The answer to that question depends on your skin colour, apparently. An AlgorithmWatch reporter, Nicholas Kayser-Bril, conducted an experiment that went viral on Twitter, showing that Google Vision Cloud (a service which is based on a subset of AI known as “computer vision” that focuses on automated image labelling), labelled an image of a dark-skinned individual holding a thermometer with the word “gun”, whilst a lighter skinned individual was labelled holding an “electronic device”.Continue reading “Racist technology in action: Gun, or electronic device?”
The human-centered approach that can combat algorithmic bias.
By Jessie Daniels for Quartz on April 3, 2019
Technology has never been colorblind. It’s time to abolish notions of “universal” users of software.
From The Internet Health Report 2020 on January 1, 2021
Adolescents spend ever greater portions of their days online and are especially vulnerable to discrimination. That’s a worrying combination.
By Avriel Epps-Darling for The Atlantic on October 24, 2020

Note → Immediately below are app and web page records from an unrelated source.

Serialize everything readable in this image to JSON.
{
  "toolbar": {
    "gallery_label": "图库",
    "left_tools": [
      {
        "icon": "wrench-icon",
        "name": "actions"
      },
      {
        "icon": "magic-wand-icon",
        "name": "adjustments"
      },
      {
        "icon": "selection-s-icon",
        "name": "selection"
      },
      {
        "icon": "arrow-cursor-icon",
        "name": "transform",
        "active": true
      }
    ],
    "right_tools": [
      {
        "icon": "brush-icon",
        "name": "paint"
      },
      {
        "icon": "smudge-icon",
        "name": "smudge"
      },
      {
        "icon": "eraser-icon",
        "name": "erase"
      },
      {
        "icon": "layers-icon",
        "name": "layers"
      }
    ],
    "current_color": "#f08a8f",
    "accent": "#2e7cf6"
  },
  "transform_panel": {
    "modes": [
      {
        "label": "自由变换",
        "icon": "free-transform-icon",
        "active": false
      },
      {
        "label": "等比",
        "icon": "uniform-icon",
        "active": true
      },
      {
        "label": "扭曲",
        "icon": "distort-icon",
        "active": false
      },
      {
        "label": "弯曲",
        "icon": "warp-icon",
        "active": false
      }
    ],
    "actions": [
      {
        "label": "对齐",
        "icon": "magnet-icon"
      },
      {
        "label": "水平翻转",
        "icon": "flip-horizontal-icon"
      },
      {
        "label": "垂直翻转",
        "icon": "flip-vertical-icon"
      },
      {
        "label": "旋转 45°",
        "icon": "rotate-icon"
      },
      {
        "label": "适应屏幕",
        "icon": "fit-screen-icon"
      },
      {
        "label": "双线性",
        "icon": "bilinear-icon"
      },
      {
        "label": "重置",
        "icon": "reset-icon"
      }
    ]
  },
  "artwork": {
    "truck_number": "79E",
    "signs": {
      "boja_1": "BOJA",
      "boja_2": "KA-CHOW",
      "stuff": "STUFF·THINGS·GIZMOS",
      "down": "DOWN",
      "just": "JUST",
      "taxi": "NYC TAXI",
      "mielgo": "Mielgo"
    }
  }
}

As many of us had our attention focused on the use of biometric surveillance technologies in managing the COVID-19 pandemic, in a new UN report prof. E. Tendayi Achiume forcefully puts the spotlight on the racial and discriminatory dimension of biometric surveillance technology in border enforcement.Continue reading “Racism and “Smart Borders””
Google has fired AI researcher and ethicist Timnit Gebru after she wrote an email criticising Google’s policies around diversity while she struggled with her leadership to get a critical paper on AI published. This angered thousands of her former colleagues and academics. They pointed at the unequal treatment that Gebru received as a black woman and they were worried about the integrity of Google’s research.Continue reading “Google fires AI researcher Timnit Gebru”
The Markup has published an overview of the ways in which algorithms have been given decisional powers in 2020 and have taken a wrong turn.Continue reading “A year of algorithms behaving badly”
A Google service that automatically labels images produced starkly different results depending on skin tone on a given image. The company fixed the issue, but the problem is likely much broader.
By Nicolas Kayser-Bril for AlgorithmWatch on April 7, 2020
When we say that “an algorithm is biased” we usually mean, “biased people made an algorithm.” This explains why so much machine learning prediction turns into phrenology.
By Cory Doctorow for Pluralistic on January 15, 2021
China dat kunstmatige intelligentie inzet om Oeigoeren te onderdrukken: klinkt als een ver-van-je-bed-show? Ook Nederland (ver)volgt specifieke bevolkingsgroepen met algoritmes. Zoals in Roermond, waar camera’s alarm slaan bij auto’s met een Oost-Europees nummerbord.
By Florentijn van Rootselaar for OneWorld on January 14, 2021
The situation has made clear that the field needs to change. Here’s where to start, according to a current and a former Googler.
By Alex Hanna and Meredith Whittaker for WIRED on December 31, 2020
Technologists must take responsibility for the toxic ideologies that our data sets and algorithms reflect.
By Deborah Raji for MIT Technology Review on December 10, 2020
The university hospital blamed a “very complex algorithm” for its unequal vaccine distribution plan. Here’s what went wrong.
By Eileen Guo and Karen Hao for MIT Technology Review on December 21, 2020
Computers are being asked to make more and more weighty decisions, even as their performance reviews are troubling.
From The Markup on December 15, 2020